Do you know what the pipe and fitting size is on an 80. I'm guessing 3/16 pipe and 10mm fittings?

Cheers, G
No I don't ,sorry, I only have the calipers not pipes. Anyone else know?[/quote:393zy9ri]

If you are talking about the metal pipes, we had to make a stack of pipes up last week and I just picked up standard pipe and fittings from the local motor factors.

Graham, if you could let me know what exactly you want the dimensions for I can nip out to the workshop to check for you.[/quote:393zy9ri]

Thanks Julian, much appreciated.

I have to make new pipes up to connect to the load proportioning valve. It's just the pipe size and fitting size i need so that i can order some from the motor factors. I've always bought full made up sets of pipes in the past but i was hoping to make my own up this time and i'm just not sure what i need to order.
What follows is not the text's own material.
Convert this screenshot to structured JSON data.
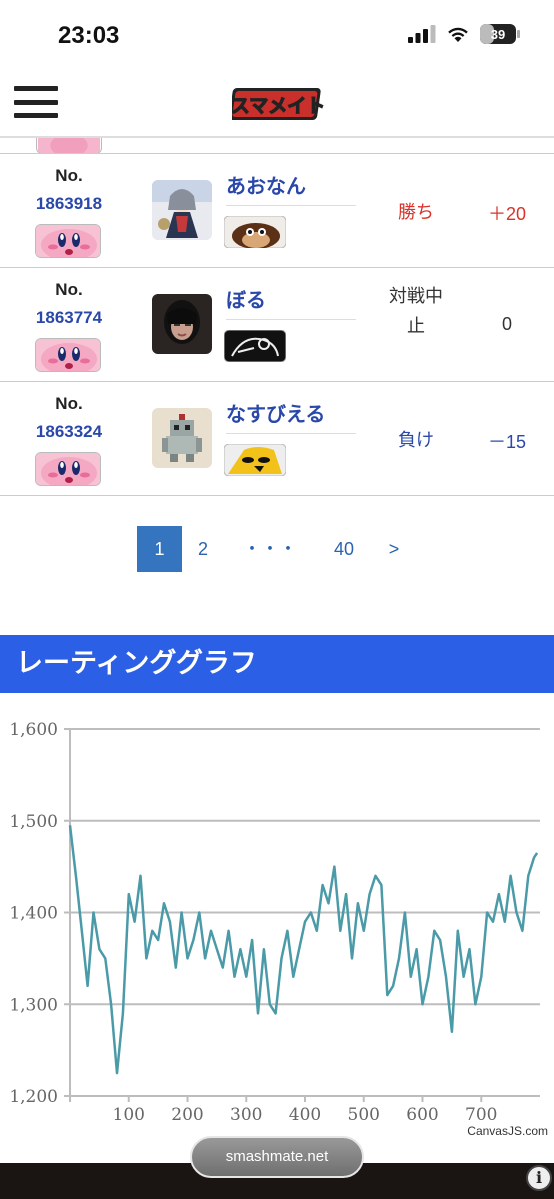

The other thing i could really do with is a number or website for custom braided hoses as i need the flexi hose at the centre of the back axle but +150mm length. I stupidly bought new flexi hoses for the rear calipers direct from Toyota not realising what they cost until they turned up but i'll eventually swap them for braided hoses and keep the rubber ones as spares.
 

Andrew Prince

Well-Known Member
Feb 23, 2010
2,232
12
38
Joburg, sunny South Africa
Given that the weather looks just peachy for the Easter long weekend, I am thinking of finally getting round to refurbing my calipers.

Quick question, what is the best way of sealing the brake lines when the caliper is removed? I guess I could fold the open end back on itself and clamp it but that would weaken the hose quite a bit...

Cheers,
 

Rob

Well-Known Member
Mar 1, 2010
3,019
16
38
Bristol
Garage
I have seen pictures of mole grips used to clamp down on brake lines, sometimes i have seen 2 short metal pipes one on each jaw of the mole grip to protect the pipe.
 

Rob

Well-Known Member
Mar 1, 2010
3,019
16
38
Bristol
Garage
adrianr said:
Rob said:
I have seen pictures of mole grips used to clamp down on brake lines, sometimes i have seen 2 short metal pipes one on each jaw of the mole grip to protect the pipe.

Pipe - couple of long sockets from your socket set?
Thinking about it, they where deep sockets
 

Andrew Prince

Well-Known Member
Feb 23, 2010
2,232
12
38
Joburg, sunny South Africa
I like the pipe clamp option, I think. I want to do a minimum of bleeding until all 4 are done and then change the fluid altogether.
Dunno how much fluid drains out if you just leave the hose hanging?
 
AdBlock Detected

We get it, advertisements are annoying!

Sure, ad-blocking software does a great job at blocking ads, but it also blocks useful features of our website. For the best site experience please disable your AdBlocker.

I've Disabled AdBlock    No Thanks